Records to use>
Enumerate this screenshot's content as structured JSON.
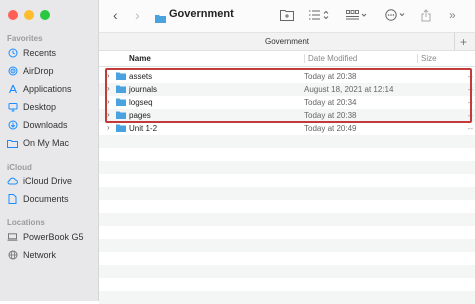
{
  "window": {
    "title": "Government",
    "path_label": "Government"
  },
  "sidebar": {
    "sections": [
      {
        "title": "Favorites",
        "items": [
          {
            "label": "Recents",
            "icon": "clock-icon"
          },
          {
            "label": "AirDrop",
            "icon": "airdrop-icon"
          },
          {
            "label": "Applications",
            "icon": "applications-icon"
          },
          {
            "label": "Desktop",
            "icon": "desktop-icon"
          },
          {
            "label": "Downloads",
            "icon": "downloads-icon"
          },
          {
            "label": "On My Mac",
            "icon": "folder-icon"
          }
        ]
      },
      {
        "title": "iCloud",
        "items": [
          {
            "label": "iCloud Drive",
            "icon": "cloud-icon"
          },
          {
            "label": "Documents",
            "icon": "document-icon"
          }
        ]
      },
      {
        "title": "Locations",
        "items": [
          {
            "label": "PowerBook G5",
            "icon": "laptop-icon"
          },
          {
            "label": "Network",
            "icon": "globe-icon"
          }
        ]
      }
    ]
  },
  "columns": {
    "name": "Name",
    "date": "Date Modified",
    "size": "Size"
  },
  "files": [
    {
      "name": "assets",
      "date": "Today at 20:38",
      "size": "--"
    },
    {
      "name": "journals",
      "date": "August 18, 2021 at 12:14",
      "size": "--"
    },
    {
      "name": "logseq",
      "date": "Today at 20:34",
      "size": "--"
    },
    {
      "name": "pages",
      "date": "Today at 20:38",
      "size": "--"
    },
    {
      "name": "Unit 1-2",
      "date": "Today at 20:49",
      "size": "--"
    }
  ],
  "colors": {
    "accent": "#1a8cff",
    "folder": "#4aa3df",
    "highlight": "#c23b3b"
  }
}
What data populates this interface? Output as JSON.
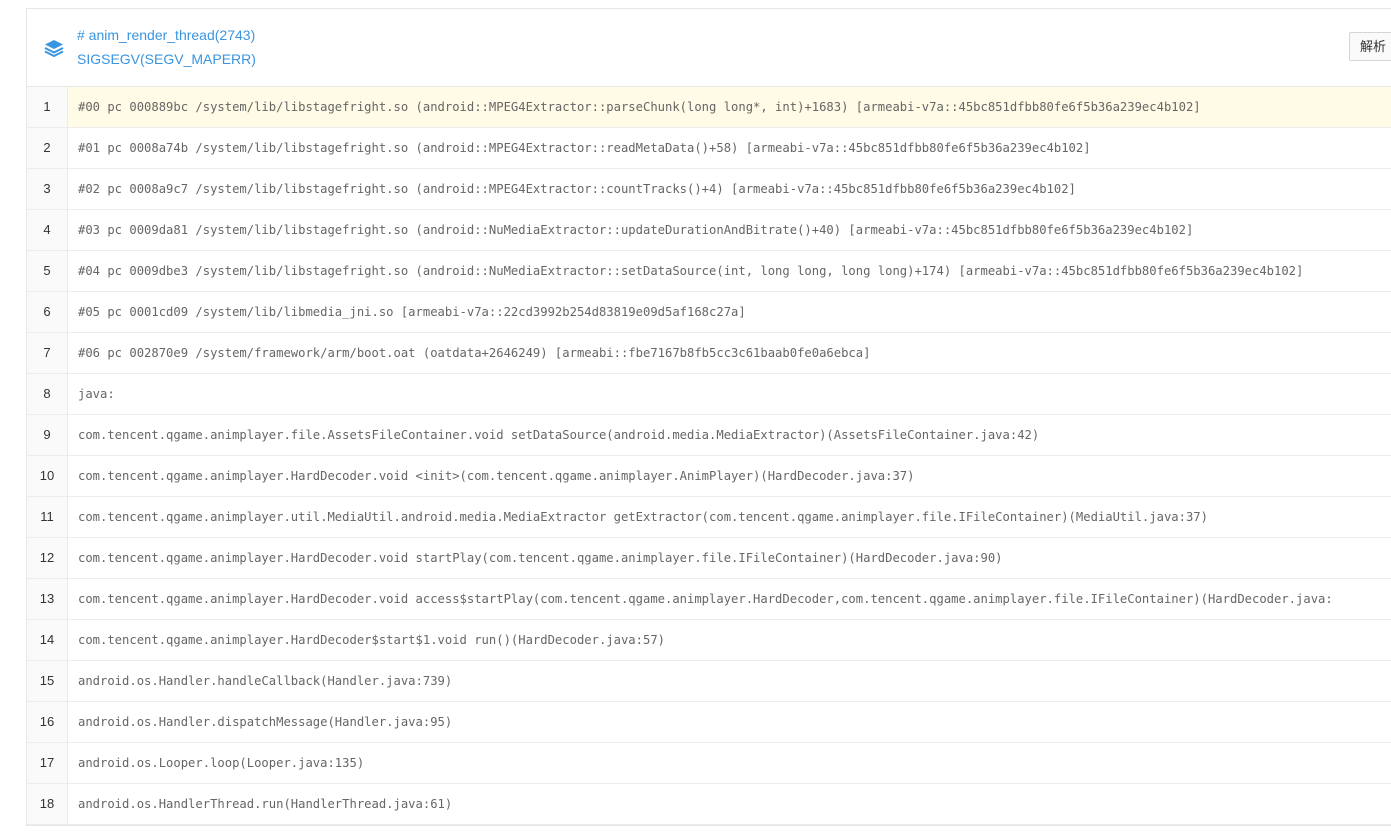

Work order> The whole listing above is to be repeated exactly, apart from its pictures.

Your response>
Enumerate this screenshot's content as structured JSON.
{
  "window": {
    "title": "Government",
    "path_label": "Government"
  },
  "sidebar": {
    "sections": [
      {
        "title": "Favorites",
        "items": [
          {
            "label": "Recents",
            "icon": "clock-icon"
          },
          {
            "label": "AirDrop",
            "icon": "airdrop-icon"
          },
          {
            "label": "Applications",
            "icon": "applications-icon"
          },
          {
            "label": "Desktop",
            "icon": "desktop-icon"
          },
          {
            "label": "Downloads",
            "icon": "downloads-icon"
          },
          {
            "label": "On My Mac",
            "icon": "folder-icon"
          }
        ]
      },
      {
        "title": "iCloud",
        "items": [
          {
            "label": "iCloud Drive",
            "icon": "cloud-icon"
          },
          {
            "label": "Documents",
            "icon": "document-icon"
          }
        ]
      },
      {
        "title": "Locations",
        "items": [
          {
            "label": "PowerBook G5",
            "icon": "laptop-icon"
          },
          {
            "label": "Network",
            "icon": "globe-icon"
          }
        ]
      }
    ]
  },
  "columns": {
    "name": "Name",
    "date": "Date Modified",
    "size": "Size"
  },
  "files": [
    {
      "name": "assets",
      "date": "Today at 20:38",
      "size": "--"
    },
    {
      "name": "journals",
      "date": "August 18, 2021 at 12:14",
      "size": "--"
    },
    {
      "name": "logseq",
      "date": "Today at 20:34",
      "size": "--"
    },
    {
      "name": "pages",
      "date": "Today at 20:38",
      "size": "--"
    },
    {
      "name": "Unit 1-2",
      "date": "Today at 20:49",
      "size": "--"
    }
  ],
  "colors": {
    "accent": "#1a8cff",
    "folder": "#4aa3df",
    "highlight": "#c23b3b"
  }
}
What data populates this interface? Output as JSON.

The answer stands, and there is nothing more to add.